Aim of the task.
What is the number of lines in this data that contain the word "time"? Give the number alone.

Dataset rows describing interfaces

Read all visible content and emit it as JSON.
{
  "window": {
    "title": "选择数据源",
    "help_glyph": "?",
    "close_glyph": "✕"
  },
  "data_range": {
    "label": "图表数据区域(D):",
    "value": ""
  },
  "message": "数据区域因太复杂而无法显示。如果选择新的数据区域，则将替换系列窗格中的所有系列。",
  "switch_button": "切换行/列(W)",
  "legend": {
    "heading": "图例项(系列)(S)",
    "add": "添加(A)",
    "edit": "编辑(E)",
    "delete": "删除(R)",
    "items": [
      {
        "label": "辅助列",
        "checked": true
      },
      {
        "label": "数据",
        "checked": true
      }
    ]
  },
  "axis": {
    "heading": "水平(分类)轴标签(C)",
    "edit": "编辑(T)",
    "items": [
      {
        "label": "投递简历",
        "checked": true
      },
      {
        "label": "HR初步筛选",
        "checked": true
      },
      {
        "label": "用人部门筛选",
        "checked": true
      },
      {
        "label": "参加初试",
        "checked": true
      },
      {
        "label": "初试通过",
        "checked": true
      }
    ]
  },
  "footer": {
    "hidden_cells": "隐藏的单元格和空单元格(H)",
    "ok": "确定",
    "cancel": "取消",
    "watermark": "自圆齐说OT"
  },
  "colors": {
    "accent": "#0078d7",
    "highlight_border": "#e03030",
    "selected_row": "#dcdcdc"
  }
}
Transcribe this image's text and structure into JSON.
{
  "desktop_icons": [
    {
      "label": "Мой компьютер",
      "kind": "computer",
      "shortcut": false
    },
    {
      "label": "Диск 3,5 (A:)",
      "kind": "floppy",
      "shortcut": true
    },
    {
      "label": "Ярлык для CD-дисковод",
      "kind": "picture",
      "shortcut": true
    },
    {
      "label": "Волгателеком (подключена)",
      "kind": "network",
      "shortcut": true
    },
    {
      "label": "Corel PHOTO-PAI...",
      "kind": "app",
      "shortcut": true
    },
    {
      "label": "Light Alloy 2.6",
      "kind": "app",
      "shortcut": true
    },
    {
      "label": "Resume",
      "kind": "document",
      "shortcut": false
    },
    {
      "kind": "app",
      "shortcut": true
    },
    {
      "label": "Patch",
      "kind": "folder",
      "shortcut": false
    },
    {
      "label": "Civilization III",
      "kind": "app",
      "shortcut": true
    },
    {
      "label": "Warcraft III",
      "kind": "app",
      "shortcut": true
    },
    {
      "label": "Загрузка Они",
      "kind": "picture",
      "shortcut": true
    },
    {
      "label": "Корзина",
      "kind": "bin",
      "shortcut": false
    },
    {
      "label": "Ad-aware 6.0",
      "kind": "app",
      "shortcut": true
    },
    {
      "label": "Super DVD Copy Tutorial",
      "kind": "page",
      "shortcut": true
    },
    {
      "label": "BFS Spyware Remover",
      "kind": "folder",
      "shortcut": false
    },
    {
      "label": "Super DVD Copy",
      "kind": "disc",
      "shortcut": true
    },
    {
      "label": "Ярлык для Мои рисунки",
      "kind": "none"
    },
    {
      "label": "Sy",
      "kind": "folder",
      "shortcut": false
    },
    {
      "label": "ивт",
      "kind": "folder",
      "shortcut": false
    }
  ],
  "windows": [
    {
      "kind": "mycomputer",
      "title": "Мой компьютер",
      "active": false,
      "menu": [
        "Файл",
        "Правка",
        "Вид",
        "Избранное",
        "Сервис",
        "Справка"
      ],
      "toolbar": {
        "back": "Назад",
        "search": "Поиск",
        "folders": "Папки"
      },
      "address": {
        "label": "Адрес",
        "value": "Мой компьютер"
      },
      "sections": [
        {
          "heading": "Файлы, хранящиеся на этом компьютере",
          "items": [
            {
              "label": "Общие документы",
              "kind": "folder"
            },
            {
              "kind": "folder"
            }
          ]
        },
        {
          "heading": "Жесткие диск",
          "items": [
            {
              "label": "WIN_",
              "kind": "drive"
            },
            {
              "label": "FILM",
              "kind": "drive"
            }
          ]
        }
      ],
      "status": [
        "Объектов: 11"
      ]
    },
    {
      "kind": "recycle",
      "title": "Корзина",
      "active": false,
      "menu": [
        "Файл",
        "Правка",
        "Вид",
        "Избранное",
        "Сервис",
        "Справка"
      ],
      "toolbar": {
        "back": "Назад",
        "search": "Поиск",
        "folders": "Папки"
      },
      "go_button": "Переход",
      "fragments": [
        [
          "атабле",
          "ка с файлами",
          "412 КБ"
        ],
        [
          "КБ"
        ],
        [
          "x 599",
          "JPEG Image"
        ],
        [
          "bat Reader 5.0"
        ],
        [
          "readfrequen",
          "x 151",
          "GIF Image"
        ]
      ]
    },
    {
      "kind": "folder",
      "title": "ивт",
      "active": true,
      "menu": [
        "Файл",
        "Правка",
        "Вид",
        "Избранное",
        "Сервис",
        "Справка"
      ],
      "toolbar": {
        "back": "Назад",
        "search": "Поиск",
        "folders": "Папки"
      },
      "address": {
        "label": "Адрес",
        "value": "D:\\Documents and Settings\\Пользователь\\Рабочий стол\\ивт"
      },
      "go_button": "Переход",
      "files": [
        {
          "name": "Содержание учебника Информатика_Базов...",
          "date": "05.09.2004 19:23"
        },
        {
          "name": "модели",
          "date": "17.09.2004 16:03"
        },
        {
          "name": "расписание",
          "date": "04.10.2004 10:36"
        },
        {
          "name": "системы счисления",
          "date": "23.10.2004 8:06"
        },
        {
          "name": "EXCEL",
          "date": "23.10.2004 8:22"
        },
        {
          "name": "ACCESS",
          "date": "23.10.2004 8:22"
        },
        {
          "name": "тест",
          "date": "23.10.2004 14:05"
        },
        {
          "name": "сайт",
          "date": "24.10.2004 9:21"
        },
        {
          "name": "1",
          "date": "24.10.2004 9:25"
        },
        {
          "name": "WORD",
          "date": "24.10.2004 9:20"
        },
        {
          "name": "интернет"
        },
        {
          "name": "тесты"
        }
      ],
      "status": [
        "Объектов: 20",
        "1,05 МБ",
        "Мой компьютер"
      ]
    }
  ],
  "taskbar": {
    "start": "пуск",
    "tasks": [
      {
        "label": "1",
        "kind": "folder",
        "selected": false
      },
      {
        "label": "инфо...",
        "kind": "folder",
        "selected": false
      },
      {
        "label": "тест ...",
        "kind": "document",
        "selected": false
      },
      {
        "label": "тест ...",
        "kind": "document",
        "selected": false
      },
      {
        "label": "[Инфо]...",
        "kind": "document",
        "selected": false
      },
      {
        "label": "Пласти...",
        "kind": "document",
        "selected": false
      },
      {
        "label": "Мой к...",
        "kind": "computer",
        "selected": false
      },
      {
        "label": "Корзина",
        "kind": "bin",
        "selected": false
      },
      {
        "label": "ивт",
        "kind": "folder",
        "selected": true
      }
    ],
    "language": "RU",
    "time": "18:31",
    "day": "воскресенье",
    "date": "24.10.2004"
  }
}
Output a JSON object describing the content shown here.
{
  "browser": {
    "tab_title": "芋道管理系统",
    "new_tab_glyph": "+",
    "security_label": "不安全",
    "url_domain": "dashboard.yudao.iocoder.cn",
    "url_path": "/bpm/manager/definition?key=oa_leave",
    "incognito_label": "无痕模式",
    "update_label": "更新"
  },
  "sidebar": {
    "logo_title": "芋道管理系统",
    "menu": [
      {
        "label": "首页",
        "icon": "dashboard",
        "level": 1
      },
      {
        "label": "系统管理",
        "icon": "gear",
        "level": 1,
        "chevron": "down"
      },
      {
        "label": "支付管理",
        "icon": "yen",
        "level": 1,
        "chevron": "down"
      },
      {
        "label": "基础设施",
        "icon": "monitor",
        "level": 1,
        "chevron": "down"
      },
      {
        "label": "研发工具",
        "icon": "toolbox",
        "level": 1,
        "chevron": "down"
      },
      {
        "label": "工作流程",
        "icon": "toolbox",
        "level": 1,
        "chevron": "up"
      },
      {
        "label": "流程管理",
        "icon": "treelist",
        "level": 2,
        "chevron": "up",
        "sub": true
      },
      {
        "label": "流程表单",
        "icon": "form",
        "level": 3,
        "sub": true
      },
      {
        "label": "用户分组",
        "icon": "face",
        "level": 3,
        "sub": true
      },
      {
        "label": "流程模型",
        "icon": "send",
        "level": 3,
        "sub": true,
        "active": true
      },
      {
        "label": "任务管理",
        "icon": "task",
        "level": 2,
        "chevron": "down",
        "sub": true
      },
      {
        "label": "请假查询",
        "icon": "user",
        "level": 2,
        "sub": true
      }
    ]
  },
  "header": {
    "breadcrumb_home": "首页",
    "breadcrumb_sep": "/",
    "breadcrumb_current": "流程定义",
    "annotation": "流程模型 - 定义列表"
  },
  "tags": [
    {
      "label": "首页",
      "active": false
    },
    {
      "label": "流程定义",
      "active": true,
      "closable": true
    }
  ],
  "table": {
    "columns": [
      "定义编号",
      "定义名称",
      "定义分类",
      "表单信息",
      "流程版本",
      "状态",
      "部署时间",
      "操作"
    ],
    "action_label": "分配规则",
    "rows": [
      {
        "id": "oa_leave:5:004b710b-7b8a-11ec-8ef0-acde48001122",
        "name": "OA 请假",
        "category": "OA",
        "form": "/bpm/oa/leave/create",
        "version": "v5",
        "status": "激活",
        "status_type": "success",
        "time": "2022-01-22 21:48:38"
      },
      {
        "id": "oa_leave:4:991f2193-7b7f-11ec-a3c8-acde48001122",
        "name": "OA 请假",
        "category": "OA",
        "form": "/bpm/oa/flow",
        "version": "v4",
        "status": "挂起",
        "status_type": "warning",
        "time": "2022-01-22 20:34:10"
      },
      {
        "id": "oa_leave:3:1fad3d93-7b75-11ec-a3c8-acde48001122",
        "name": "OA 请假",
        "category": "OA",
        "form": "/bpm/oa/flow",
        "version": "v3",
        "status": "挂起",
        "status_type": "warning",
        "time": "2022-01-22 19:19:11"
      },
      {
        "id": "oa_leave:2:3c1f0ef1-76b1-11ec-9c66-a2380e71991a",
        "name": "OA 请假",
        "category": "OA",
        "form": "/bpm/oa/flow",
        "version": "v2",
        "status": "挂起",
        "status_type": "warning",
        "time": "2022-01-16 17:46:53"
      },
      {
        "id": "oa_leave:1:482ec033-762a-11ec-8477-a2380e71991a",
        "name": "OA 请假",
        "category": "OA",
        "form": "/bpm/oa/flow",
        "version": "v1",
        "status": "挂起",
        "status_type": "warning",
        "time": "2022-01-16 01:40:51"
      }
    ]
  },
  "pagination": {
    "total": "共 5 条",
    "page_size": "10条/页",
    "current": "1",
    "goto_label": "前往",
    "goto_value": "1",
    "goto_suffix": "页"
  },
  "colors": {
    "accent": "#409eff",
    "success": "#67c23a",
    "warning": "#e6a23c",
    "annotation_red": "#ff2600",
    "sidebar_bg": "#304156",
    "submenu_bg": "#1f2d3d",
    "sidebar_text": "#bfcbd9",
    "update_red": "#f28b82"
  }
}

Exercise result.
6